One of my favorite movies of 2016 was a science fiction film called “Arrival.” The movie follows a linguist and a physicist who are brought in by the U.S. military after alien ships appear on multiple continents around the globe.
As believers, we wonder: Do we dismiss holidays like Valentine's Day that have very little relation to our modern Christian walk, do we go all in and enjoy the holiday silliness for what it is, or do we go somewhere in the middle?
The arrival of radio as mass media in the early twentieth century was heralded by many sincere Christians as a gift of God for propagating the gospel. Suddenly, there was a means of communicating God’s message of redemption with large audiences.
In the wee hours of the morning on Dec. 25, parents everywhere were frantically assembling toys to be presented to children just a few hours hence. No doubt, about 2:00 a.m., some mom or dad remembered an old adage: “When everything else fails, read the instructions.”
It’s officially the New Year and with the rolling of the calendar, most of us have made some well-intentioned resolutions.
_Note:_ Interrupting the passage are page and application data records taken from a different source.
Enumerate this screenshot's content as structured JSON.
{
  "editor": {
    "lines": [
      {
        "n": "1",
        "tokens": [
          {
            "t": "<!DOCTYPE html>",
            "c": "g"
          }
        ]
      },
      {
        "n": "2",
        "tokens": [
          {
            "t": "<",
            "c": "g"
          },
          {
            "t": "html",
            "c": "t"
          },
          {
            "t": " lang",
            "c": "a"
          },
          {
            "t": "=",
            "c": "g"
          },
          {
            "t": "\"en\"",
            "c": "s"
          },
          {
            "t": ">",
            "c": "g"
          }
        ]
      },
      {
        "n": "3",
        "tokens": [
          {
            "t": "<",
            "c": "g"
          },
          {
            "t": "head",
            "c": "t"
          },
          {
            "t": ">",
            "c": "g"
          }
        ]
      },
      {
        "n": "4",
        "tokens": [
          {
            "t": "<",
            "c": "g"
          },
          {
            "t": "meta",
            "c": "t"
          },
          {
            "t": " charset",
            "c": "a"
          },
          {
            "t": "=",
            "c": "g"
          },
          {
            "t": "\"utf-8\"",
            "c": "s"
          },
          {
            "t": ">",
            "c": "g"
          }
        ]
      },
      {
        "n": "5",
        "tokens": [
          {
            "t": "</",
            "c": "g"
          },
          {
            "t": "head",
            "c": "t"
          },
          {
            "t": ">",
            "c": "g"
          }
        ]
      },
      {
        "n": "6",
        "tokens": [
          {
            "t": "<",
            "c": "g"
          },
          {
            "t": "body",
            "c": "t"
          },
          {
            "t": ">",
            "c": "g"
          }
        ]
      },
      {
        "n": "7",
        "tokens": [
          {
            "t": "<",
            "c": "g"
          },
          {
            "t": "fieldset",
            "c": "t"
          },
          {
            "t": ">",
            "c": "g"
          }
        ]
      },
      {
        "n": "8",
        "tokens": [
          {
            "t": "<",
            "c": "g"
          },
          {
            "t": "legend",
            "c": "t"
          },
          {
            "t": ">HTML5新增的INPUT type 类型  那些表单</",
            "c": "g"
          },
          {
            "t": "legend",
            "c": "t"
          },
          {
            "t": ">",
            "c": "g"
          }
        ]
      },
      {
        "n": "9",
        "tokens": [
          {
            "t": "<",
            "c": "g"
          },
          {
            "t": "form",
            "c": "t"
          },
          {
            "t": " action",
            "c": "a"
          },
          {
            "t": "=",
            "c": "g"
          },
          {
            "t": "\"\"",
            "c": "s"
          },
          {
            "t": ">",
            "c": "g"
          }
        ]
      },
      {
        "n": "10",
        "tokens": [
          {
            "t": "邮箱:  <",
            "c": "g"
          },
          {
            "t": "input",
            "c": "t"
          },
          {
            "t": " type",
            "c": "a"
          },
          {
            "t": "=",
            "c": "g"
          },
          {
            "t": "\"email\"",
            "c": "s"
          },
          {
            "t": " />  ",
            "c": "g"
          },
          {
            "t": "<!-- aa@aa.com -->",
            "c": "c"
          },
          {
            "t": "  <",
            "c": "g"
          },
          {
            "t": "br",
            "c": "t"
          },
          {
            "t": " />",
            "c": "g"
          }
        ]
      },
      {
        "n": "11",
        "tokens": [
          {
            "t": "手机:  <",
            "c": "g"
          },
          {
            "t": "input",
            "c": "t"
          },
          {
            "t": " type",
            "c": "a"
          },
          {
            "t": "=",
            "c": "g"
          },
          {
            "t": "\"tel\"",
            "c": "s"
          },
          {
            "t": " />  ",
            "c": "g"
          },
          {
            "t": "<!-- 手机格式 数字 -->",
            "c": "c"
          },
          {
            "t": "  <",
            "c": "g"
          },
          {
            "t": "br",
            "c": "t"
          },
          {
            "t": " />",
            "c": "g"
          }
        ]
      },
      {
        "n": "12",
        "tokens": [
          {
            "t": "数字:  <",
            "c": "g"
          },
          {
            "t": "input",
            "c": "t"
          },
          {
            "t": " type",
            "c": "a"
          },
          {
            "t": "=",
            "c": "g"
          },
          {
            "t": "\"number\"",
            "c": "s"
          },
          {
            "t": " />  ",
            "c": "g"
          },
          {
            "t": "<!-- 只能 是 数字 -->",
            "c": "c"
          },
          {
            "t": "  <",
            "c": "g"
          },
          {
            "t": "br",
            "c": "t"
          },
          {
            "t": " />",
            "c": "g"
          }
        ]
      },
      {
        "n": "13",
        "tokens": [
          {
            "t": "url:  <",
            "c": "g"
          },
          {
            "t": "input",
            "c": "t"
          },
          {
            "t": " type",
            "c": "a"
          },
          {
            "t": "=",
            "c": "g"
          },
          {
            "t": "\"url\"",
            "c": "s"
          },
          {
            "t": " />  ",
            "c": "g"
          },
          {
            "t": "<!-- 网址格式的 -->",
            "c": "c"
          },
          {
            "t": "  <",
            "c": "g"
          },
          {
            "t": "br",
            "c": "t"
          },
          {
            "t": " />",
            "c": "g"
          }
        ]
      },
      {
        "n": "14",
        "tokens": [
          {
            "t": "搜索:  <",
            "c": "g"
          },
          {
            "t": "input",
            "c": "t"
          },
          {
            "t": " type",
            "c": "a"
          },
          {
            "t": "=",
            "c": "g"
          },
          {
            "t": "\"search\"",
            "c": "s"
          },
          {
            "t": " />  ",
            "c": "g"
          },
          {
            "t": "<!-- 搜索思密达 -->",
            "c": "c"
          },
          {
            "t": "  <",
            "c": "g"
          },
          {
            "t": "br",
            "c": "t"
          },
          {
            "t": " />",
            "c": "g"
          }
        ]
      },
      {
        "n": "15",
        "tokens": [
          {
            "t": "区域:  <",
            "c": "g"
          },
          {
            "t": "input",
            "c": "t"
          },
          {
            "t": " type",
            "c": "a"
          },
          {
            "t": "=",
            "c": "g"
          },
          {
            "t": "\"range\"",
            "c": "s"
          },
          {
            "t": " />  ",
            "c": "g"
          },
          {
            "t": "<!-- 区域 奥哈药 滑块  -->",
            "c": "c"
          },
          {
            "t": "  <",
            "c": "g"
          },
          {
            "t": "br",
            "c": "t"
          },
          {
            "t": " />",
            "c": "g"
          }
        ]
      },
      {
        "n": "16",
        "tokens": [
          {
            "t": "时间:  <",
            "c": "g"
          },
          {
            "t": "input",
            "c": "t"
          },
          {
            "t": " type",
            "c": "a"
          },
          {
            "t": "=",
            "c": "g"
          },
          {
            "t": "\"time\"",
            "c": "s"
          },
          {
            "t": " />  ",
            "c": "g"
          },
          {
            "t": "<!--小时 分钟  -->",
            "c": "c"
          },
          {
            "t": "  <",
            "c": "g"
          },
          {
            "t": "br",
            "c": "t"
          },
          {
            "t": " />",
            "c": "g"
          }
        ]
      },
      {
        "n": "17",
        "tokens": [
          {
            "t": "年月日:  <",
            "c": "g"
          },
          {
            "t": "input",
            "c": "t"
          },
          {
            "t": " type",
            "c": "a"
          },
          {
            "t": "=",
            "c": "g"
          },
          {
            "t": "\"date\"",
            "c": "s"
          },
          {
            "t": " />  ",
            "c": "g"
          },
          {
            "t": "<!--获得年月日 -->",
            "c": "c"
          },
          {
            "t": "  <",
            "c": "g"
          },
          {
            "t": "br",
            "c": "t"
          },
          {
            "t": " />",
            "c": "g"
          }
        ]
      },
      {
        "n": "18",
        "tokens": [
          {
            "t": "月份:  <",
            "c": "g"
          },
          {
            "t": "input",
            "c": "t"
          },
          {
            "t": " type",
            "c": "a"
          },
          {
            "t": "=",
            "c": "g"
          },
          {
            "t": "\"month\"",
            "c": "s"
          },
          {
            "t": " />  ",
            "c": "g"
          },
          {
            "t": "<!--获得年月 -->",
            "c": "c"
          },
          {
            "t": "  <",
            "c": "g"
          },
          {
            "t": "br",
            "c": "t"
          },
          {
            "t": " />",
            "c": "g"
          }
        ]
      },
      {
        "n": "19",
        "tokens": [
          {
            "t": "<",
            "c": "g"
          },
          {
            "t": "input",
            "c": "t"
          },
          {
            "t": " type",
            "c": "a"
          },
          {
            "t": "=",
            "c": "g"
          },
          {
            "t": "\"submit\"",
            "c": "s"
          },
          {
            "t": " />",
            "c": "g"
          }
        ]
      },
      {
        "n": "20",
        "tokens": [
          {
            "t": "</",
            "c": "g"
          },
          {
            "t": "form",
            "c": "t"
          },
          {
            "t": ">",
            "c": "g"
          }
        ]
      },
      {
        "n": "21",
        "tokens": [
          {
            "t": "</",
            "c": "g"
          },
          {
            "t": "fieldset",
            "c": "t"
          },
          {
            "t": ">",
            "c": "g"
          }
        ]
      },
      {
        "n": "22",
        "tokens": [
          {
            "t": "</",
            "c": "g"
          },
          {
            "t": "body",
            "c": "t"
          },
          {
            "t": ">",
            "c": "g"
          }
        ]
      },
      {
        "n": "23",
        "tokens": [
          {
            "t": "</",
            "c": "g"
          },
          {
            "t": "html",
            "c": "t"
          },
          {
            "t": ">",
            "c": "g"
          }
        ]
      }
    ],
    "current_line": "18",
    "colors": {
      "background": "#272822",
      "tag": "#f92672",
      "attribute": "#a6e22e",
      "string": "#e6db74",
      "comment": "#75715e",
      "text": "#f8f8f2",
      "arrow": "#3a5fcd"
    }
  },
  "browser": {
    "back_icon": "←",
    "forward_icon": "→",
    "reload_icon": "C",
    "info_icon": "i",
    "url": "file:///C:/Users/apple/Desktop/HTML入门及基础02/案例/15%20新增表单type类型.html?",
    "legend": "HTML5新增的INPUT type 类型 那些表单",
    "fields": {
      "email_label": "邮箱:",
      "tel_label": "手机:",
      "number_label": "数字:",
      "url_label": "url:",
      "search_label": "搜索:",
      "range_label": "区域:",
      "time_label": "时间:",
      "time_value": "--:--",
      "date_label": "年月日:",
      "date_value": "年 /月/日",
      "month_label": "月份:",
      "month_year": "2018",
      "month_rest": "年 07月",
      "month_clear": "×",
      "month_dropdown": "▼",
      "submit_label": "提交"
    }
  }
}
As we visit with friends at church, work and around town, I’m reminded that in regard to our spiritual life, there are many of us who resolve to spend more time in the Bible and give more sacrificially, especially with the rolling of the calendar.